┏━━

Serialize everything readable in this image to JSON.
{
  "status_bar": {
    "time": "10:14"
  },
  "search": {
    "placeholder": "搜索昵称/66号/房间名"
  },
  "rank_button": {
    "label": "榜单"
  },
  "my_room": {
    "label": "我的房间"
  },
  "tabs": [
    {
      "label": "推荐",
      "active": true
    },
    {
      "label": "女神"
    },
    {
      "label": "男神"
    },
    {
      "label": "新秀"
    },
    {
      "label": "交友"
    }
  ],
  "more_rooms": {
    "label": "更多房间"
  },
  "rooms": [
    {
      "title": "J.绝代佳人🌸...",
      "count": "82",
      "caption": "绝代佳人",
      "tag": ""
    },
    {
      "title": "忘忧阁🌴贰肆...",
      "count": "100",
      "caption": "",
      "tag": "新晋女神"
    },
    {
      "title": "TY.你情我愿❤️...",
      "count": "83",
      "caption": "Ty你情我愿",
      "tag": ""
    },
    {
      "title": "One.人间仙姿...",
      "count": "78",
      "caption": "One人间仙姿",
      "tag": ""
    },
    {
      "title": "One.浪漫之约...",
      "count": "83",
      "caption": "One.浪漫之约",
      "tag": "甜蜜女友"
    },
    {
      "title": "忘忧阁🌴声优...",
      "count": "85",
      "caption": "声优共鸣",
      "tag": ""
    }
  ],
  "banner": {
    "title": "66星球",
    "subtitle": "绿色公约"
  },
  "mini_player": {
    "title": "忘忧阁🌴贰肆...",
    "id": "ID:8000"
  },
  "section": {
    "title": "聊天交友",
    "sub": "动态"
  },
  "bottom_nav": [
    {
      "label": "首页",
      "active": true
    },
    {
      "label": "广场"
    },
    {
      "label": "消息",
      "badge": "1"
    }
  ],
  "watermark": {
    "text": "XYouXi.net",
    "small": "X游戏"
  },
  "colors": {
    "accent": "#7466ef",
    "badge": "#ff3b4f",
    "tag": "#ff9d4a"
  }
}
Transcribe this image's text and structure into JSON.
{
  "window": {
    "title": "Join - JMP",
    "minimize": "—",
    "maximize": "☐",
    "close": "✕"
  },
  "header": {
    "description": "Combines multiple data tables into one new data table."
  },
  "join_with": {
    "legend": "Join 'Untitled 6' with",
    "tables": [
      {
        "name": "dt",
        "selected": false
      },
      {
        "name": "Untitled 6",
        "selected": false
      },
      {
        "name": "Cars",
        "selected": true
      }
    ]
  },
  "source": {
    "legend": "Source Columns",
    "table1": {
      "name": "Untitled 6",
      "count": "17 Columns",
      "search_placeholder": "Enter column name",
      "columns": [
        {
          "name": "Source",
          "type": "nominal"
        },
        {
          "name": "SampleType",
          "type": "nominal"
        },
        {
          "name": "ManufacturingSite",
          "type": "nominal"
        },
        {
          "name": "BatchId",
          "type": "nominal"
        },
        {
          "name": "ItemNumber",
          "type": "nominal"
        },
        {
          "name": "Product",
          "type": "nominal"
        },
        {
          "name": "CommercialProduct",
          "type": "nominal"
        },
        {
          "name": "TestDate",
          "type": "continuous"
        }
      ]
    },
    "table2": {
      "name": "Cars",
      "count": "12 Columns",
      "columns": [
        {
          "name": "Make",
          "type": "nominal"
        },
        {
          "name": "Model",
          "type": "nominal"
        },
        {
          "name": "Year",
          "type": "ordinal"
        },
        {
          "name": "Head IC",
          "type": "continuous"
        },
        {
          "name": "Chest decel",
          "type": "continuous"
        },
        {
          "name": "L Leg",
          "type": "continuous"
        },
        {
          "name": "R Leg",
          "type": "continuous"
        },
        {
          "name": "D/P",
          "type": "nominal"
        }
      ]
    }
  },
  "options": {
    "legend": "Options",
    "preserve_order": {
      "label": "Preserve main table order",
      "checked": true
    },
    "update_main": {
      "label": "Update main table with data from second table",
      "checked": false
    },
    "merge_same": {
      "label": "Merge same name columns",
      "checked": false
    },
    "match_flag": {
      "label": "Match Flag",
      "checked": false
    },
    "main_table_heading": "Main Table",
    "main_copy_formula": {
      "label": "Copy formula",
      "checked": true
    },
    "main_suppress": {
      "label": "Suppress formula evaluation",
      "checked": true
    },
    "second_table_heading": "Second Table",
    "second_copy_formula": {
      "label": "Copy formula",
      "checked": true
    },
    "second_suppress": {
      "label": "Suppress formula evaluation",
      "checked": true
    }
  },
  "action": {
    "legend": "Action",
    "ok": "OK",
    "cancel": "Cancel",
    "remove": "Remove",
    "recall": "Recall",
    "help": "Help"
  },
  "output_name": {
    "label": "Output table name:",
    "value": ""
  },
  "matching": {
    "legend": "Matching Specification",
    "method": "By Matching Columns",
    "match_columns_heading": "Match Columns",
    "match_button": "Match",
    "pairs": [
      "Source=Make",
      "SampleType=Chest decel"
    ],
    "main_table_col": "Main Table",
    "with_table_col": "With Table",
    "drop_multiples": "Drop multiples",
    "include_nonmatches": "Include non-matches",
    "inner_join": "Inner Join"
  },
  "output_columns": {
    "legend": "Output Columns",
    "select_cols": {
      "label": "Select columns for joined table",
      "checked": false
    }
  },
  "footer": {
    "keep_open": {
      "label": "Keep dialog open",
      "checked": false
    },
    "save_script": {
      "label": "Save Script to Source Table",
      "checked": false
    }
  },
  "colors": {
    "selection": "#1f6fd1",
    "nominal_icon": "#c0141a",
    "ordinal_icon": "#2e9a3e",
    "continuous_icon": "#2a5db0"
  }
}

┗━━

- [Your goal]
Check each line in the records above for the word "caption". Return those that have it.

- [Solution to this task]
      "caption": "绝代佳人",
      "caption": "",
      "caption": "Ty你情我愿",
      "caption": "One人间仙姿",
      "caption": "One.浪漫之约",
      "caption": "声优共鸣",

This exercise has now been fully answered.